### Material supplied
────────────────────
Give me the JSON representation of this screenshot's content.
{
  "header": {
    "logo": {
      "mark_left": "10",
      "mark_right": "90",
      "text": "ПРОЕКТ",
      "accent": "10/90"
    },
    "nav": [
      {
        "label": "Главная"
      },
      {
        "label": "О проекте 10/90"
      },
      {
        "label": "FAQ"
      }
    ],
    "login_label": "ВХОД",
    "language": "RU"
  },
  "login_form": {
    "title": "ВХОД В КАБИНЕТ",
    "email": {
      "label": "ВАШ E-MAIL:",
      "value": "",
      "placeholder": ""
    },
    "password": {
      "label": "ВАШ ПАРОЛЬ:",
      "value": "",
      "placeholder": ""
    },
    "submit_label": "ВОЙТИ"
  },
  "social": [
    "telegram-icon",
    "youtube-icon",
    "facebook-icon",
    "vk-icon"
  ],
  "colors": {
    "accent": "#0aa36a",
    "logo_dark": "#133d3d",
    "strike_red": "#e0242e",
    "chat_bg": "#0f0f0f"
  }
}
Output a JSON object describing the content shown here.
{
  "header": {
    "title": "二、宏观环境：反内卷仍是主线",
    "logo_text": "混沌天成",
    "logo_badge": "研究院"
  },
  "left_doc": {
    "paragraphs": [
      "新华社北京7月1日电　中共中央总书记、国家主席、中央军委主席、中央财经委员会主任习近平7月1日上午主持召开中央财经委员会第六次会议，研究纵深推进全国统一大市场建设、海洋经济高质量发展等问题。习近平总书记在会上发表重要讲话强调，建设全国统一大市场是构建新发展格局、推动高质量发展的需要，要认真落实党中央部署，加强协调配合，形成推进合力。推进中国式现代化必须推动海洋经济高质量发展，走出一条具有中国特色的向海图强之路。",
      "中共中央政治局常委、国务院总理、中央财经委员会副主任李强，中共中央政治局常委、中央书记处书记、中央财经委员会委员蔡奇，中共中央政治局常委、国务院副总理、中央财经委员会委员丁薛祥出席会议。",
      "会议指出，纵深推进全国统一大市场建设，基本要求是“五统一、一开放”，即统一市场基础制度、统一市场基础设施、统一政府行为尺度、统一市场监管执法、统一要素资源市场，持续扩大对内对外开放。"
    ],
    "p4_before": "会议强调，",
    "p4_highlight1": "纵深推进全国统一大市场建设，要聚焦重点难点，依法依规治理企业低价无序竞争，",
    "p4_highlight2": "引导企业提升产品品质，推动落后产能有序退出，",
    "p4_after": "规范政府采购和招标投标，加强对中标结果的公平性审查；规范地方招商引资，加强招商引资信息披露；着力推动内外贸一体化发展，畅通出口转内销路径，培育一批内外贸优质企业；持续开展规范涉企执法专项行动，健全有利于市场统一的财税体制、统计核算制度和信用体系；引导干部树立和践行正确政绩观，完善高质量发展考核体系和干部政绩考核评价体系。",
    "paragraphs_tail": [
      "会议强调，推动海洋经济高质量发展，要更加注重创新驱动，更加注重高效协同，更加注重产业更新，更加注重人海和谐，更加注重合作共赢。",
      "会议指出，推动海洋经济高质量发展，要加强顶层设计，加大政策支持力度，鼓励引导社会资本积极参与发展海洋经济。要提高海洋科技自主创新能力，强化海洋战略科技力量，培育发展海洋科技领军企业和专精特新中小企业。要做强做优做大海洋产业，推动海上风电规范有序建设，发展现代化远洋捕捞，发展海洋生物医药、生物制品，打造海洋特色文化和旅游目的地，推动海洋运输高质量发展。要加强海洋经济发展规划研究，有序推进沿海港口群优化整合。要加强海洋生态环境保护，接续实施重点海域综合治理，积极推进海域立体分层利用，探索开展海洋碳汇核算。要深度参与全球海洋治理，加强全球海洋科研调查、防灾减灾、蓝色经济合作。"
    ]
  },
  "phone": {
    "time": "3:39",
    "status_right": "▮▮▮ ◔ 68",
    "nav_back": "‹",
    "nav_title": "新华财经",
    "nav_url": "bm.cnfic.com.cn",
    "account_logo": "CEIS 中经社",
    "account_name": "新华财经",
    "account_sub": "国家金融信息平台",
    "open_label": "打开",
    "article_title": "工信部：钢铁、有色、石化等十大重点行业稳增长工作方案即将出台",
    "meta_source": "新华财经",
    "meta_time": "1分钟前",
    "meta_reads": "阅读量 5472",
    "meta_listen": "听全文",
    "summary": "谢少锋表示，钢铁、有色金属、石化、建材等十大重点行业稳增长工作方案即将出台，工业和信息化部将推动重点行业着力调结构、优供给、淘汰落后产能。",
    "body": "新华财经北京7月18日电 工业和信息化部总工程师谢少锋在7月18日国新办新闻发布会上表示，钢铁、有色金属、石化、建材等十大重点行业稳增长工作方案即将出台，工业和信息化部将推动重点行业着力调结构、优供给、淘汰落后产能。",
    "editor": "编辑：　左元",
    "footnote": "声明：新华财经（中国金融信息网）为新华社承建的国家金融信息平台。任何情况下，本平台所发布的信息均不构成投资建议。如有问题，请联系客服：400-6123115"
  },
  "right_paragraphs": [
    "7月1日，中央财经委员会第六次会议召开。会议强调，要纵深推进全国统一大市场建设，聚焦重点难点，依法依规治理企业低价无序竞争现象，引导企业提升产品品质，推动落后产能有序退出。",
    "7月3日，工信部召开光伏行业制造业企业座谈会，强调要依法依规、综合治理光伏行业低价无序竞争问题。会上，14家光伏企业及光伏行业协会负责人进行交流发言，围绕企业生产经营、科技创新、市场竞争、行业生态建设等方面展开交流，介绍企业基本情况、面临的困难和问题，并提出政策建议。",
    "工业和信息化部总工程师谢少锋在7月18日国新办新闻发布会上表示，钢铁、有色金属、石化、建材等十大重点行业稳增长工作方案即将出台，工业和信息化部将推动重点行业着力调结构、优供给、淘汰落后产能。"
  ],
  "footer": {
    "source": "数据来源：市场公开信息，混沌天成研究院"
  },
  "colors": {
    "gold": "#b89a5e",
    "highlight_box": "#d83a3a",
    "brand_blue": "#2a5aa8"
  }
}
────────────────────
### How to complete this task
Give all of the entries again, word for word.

### Result of the exercise
Give me the JSON representation of this screenshot's content.
{
  "header": {
    "logo": {
      "mark_left": "10",
      "mark_right": "90",
      "text": "ПРОЕКТ",
      "accent": "10/90"
    },
    "nav": [
      {
        "label": "Главная"
      },
      {
        "label": "О проекте 10/90"
      },
      {
        "label": "FAQ"
      }
    ],
    "login_label": "ВХОД",
    "language": "RU"
  },
  "login_form": {
    "title": "ВХОД В КАБИНЕТ",
    "email": {
      "label": "ВАШ E-MAIL:",
      "value": "",
      "placeholder": ""
    },
    "password": {
      "label": "ВАШ ПАРОЛЬ:",
      "value": "",
      "placeholder": ""
    },
    "submit_label": "ВОЙТИ"
  },
  "social": [
    "telegram-icon",
    "youtube-icon",
    "facebook-icon",
    "vk-icon"
  ],
  "colors": {
    "accent": "#0aa36a",
    "logo_dark": "#133d3d",
    "strike_red": "#e0242e",
    "chat_bg": "#0f0f0f"
  }
}
Output a JSON object describing the content shown here.
{
  "header": {
    "title": "二、宏观环境：反内卷仍是主线",
    "logo_text": "混沌天成",
    "logo_badge": "研究院"
  },
  "left_doc": {
    "paragraphs": [
      "新华社北京7月1日电　中共中央总书记、国家主席、中央军委主席、中央财经委员会主任习近平7月1日上午主持召开中央财经委员会第六次会议，研究纵深推进全国统一大市场建设、海洋经济高质量发展等问题。习近平总书记在会上发表重要讲话强调，建设全国统一大市场是构建新发展格局、推动高质量发展的需要，要认真落实党中央部署，加强协调配合，形成推进合力。推进中国式现代化必须推动海洋经济高质量发展，走出一条具有中国特色的向海图强之路。",
      "中共中央政治局常委、国务院总理、中央财经委员会副主任李强，中共中央政治局常委、中央书记处书记、中央财经委员会委员蔡奇，中共中央政治局常委、国务院副总理、中央财经委员会委员丁薛祥出席会议。",
      "会议指出，纵深推进全国统一大市场建设，基本要求是“五统一、一开放”，即统一市场基础制度、统一市场基础设施、统一政府行为尺度、统一市场监管执法、统一要素资源市场，持续扩大对内对外开放。"
    ],
    "p4_before": "会议强调，",
    "p4_highlight1": "纵深推进全国统一大市场建设，要聚焦重点难点，依法依规治理企业低价无序竞争，",
    "p4_highlight2": "引导企业提升产品品质，推动落后产能有序退出，",
    "p4_after": "规范政府采购和招标投标，加强对中标结果的公平性审查；规范地方招商引资，加强招商引资信息披露；着力推动内外贸一体化发展，畅通出口转内销路径，培育一批内外贸优质企业；持续开展规范涉企执法专项行动，健全有利于市场统一的财税体制、统计核算制度和信用体系；引导干部树立和践行正确政绩观，完善高质量发展考核体系和干部政绩考核评价体系。",
    "paragraphs_tail": [
      "会议强调，推动海洋经济高质量发展，要更加注重创新驱动，更加注重高效协同，更加注重产业更新，更加注重人海和谐，更加注重合作共赢。",
      "会议指出，推动海洋经济高质量发展，要加强顶层设计，加大政策支持力度，鼓励引导社会资本积极参与发展海洋经济。要提高海洋科技自主创新能力，强化海洋战略科技力量，培育发展海洋科技领军企业和专精特新中小企业。要做强做优做大海洋产业，推动海上风电规范有序建设，发展现代化远洋捕捞，发展海洋生物医药、生物制品，打造海洋特色文化和旅游目的地，推动海洋运输高质量发展。要加强海洋经济发展规划研究，有序推进沿海港口群优化整合。要加强海洋生态环境保护，接续实施重点海域综合治理，积极推进海域立体分层利用，探索开展海洋碳汇核算。要深度参与全球海洋治理，加强全球海洋科研调查、防灾减灾、蓝色经济合作。"
    ]
  },
  "phone": {
    "time": "3:39",
    "status_right": "▮▮▮ ◔ 68",
    "nav_back": "‹",
    "nav_title": "新华财经",
    "nav_url": "bm.cnfic.com.cn",
    "account_logo": "CEIS 中经社",
    "account_name": "新华财经",
    "account_sub": "国家金融信息平台",
    "open_label": "打开",
    "article_title": "工信部：钢铁、有色、石化等十大重点行业稳增长工作方案即将出台",
    "meta_source": "新华财经",
    "meta_time": "1分钟前",
    "meta_reads": "阅读量 5472",
    "meta_listen": "听全文",
    "summary": "谢少锋表示，钢铁、有色金属、石化、建材等十大重点行业稳增长工作方案即将出台，工业和信息化部将推动重点行业着力调结构、优供给、淘汰落后产能。",
    "body": "新华财经北京7月18日电 工业和信息化部总工程师谢少锋在7月18日国新办新闻发布会上表示，钢铁、有色金属、石化、建材等十大重点行业稳增长工作方案即将出台，工业和信息化部将推动重点行业着力调结构、优供给、淘汰落后产能。",
    "editor": "编辑：　左元",
    "footnote": "声明：新华财经（中国金融信息网）为新华社承建的国家金融信息平台。任何情况下，本平台所发布的信息均不构成投资建议。如有问题，请联系客服：400-6123115"
  },
  "right_paragraphs": [
    "7月1日，中央财经委员会第六次会议召开。会议强调，要纵深推进全国统一大市场建设，聚焦重点难点，依法依规治理企业低价无序竞争现象，引导企业提升产品品质，推动落后产能有序退出。",
    "7月3日，工信部召开光伏行业制造业企业座谈会，强调要依法依规、综合治理光伏行业低价无序竞争问题。会上，14家光伏企业及光伏行业协会负责人进行交流发言，围绕企业生产经营、科技创新、市场竞争、行业生态建设等方面展开交流，介绍企业基本情况、面临的困难和问题，并提出政策建议。",
    "工业和信息化部总工程师谢少锋在7月18日国新办新闻发布会上表示，钢铁、有色金属、石化、建材等十大重点行业稳增长工作方案即将出台，工业和信息化部将推动重点行业着力调结构、优供给、淘汰落后产能。"
  ],
  "footer": {
    "source": "数据来源：市场公开信息，混沌天成研究院"
  },
  "colors": {
    "gold": "#b89a5e",
    "highlight_box": "#d83a3a",
    "brand_blue": "#2a5aa8"
  }
}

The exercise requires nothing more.